Records for the exercise:
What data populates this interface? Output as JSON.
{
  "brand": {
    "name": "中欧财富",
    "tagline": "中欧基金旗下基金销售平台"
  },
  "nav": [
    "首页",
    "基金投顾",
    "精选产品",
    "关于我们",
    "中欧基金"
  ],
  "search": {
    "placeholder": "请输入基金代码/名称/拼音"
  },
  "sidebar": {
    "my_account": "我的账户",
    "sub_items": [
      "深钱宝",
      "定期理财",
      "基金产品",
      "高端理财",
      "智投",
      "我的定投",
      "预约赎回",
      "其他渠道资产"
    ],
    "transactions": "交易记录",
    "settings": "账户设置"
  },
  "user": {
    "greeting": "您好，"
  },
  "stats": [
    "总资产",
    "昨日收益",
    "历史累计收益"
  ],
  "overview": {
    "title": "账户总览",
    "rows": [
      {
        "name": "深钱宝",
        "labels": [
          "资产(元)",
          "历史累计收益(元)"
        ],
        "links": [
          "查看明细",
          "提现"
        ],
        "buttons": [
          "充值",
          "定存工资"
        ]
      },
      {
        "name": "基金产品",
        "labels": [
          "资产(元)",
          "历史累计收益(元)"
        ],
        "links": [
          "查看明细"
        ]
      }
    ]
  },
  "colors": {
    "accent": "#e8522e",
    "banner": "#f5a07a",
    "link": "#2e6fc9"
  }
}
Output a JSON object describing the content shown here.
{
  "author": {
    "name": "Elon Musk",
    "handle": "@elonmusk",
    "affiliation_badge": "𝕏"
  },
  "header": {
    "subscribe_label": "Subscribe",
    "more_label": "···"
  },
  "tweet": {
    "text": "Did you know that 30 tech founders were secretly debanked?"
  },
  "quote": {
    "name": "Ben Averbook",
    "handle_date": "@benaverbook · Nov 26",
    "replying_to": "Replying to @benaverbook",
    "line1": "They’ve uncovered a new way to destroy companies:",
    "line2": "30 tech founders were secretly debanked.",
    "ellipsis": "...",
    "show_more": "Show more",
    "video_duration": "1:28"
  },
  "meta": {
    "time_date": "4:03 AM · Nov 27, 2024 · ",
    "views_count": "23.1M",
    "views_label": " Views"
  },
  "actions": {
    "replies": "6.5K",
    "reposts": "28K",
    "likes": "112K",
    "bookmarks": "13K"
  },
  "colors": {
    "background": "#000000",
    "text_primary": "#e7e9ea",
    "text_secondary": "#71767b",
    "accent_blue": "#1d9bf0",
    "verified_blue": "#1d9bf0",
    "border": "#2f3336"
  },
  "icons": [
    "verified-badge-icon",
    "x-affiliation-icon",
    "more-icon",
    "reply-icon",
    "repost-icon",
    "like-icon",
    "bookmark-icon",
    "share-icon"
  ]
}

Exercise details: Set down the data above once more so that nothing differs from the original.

Written response:
What data populates this interface? Output as JSON.
{
  "brand": {
    "name": "中欧财富",
    "tagline": "中欧基金旗下基金销售平台"
  },
  "nav": [
    "首页",
    "基金投顾",
    "精选产品",
    "关于我们",
    "中欧基金"
  ],
  "search": {
    "placeholder": "请输入基金代码/名称/拼音"
  },
  "sidebar": {
    "my_account": "我的账户",
    "sub_items": [
      "深钱宝",
      "定期理财",
      "基金产品",
      "高端理财",
      "智投",
      "我的定投",
      "预约赎回",
      "其他渠道资产"
    ],
    "transactions": "交易记录",
    "settings": "账户设置"
  },
  "user": {
    "greeting": "您好，"
  },
  "stats": [
    "总资产",
    "昨日收益",
    "历史累计收益"
  ],
  "overview": {
    "title": "账户总览",
    "rows": [
      {
        "name": "深钱宝",
        "labels": [
          "资产(元)",
          "历史累计收益(元)"
        ],
        "links": [
          "查看明细",
          "提现"
        ],
        "buttons": [
          "充值",
          "定存工资"
        ]
      },
      {
        "name": "基金产品",
        "labels": [
          "资产(元)",
          "历史累计收益(元)"
        ],
        "links": [
          "查看明细"
        ]
      }
    ]
  },
  "colors": {
    "accent": "#e8522e",
    "banner": "#f5a07a",
    "link": "#2e6fc9"
  }
}
Output a JSON object describing the content shown here.
{
  "author": {
    "name": "Elon Musk",
    "handle": "@elonmusk",
    "affiliation_badge": "𝕏"
  },
  "header": {
    "subscribe_label": "Subscribe",
    "more_label": "···"
  },
  "tweet": {
    "text": "Did you know that 30 tech founders were secretly debanked?"
  },
  "quote": {
    "name": "Ben Averbook",
    "handle_date": "@benaverbook · Nov 26",
    "replying_to": "Replying to @benaverbook",
    "line1": "They’ve uncovered a new way to destroy companies:",
    "line2": "30 tech founders were secretly debanked.",
    "ellipsis": "...",
    "show_more": "Show more",
    "video_duration": "1:28"
  },
  "meta": {
    "time_date": "4:03 AM · Nov 27, 2024 · ",
    "views_count": "23.1M",
    "views_label": " Views"
  },
  "actions": {
    "replies": "6.5K",
    "reposts": "28K",
    "likes": "112K",
    "bookmarks": "13K"
  },
  "colors": {
    "background": "#000000",
    "text_primary": "#e7e9ea",
    "text_secondary": "#71767b",
    "accent_blue": "#1d9bf0",
    "verified_blue": "#1d9bf0",
    "border": "#2f3336"
  },
  "icons": [
    "verified-badge-icon",
    "x-affiliation-icon",
    "more-icon",
    "reply-icon",
    "repost-icon",
    "like-icon",
    "bookmark-icon",
    "share-icon"
  ]
}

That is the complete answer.